Most veterinarians recommend that any treat should only make up to 10 percent of your dog’s daily diet.
Of course, make sure to remove the peel and seeds before feeding your dog any orange.
If you dog has any of the following reactions after eating an orange, stop feeding them to your dog and get your pup to the vet immediately.
How to Add Oranges To Your Dog’s Diet
Make sure to talk to your veterinarian before you feed your dog any orange slices to make sure he or she is OK with your dog eating it.
Each dog reacts differently and your vet will know best how oranges might fit into your dog’s diet.
If your vet is OK with oranges, remove the seeds and rind first. Navel oranges tend to be seedless so they are a good place to start.
A few ideas you can try:
Other Fruit Your Dog Might Enjoy
If your dog doesn’t like the tangy taste of oranges, your dog might enjoy the other safe fruit (of course in moderation):
Grapes (and raisins) are NOT safe for dogs to eat and they should never sample either.
Final Thoughts on Oranges for Dogs
Oranges are a year-round nutritious fruit that is filled with Vitamin C and your dog can enjoy them in very small amounts.
Introduce the orange slices slowly to make sure your dog likes the taste and they go down easily.
Pet insurance would help cover all of the bills related to the incident which can get very high particularly if this were to happen in the evening when your vet is closed
To learn more about the safe food you can feed your dog, our ultimate guide to safe food for dogs can give you some insight.
Other articles you may find helpful:

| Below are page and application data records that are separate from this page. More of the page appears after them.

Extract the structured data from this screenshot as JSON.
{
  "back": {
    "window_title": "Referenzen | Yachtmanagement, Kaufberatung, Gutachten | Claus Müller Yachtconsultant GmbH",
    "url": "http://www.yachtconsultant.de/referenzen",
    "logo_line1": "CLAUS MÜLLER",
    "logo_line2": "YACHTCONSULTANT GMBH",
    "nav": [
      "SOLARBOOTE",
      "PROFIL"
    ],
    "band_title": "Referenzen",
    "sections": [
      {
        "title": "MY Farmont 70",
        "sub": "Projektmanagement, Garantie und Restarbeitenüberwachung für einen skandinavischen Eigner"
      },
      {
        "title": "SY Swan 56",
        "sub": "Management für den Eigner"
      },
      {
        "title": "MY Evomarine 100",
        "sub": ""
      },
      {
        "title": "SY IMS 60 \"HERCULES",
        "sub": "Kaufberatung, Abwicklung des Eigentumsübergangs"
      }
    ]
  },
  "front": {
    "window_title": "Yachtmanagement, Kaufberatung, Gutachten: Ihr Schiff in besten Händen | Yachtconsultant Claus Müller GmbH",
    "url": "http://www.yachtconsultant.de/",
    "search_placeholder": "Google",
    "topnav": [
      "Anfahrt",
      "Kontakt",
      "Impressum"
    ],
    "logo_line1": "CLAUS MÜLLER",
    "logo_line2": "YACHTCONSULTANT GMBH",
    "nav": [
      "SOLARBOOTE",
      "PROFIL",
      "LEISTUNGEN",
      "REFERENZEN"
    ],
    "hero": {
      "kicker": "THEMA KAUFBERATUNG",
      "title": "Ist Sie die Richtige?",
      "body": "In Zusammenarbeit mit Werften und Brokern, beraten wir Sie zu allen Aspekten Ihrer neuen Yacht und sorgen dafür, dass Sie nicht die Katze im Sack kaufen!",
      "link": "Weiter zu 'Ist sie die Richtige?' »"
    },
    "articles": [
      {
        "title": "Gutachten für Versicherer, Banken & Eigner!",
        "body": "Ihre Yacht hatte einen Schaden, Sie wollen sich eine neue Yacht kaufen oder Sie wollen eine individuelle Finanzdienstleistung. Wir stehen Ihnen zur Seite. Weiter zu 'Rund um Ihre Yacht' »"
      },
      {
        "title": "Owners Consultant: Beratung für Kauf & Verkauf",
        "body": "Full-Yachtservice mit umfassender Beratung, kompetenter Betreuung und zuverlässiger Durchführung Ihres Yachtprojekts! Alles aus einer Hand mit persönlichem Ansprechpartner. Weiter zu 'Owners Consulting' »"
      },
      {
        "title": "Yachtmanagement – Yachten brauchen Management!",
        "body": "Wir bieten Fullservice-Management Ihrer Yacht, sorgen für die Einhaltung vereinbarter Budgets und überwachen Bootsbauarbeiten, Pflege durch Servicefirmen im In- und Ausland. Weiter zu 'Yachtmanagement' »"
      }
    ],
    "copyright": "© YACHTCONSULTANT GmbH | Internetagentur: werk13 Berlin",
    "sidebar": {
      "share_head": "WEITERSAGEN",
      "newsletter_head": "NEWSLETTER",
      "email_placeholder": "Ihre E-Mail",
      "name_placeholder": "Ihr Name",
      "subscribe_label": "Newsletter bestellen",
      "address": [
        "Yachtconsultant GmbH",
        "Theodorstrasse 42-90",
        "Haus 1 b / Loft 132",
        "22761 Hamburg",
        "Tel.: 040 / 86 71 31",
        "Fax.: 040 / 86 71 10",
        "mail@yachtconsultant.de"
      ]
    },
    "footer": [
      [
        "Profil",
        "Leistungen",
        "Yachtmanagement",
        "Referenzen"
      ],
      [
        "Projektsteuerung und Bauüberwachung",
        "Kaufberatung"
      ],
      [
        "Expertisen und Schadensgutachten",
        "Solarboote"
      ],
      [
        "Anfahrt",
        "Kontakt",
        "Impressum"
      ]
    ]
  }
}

Finding safe alternative foods for your dogs to eat can be tricky. We have a long list of articles about every food you could possibly consider feeding your dog. One thing we recommend is that you consider looking into pet insurance for your pet and you can start by checking out the best rates for dog and puppy insurance.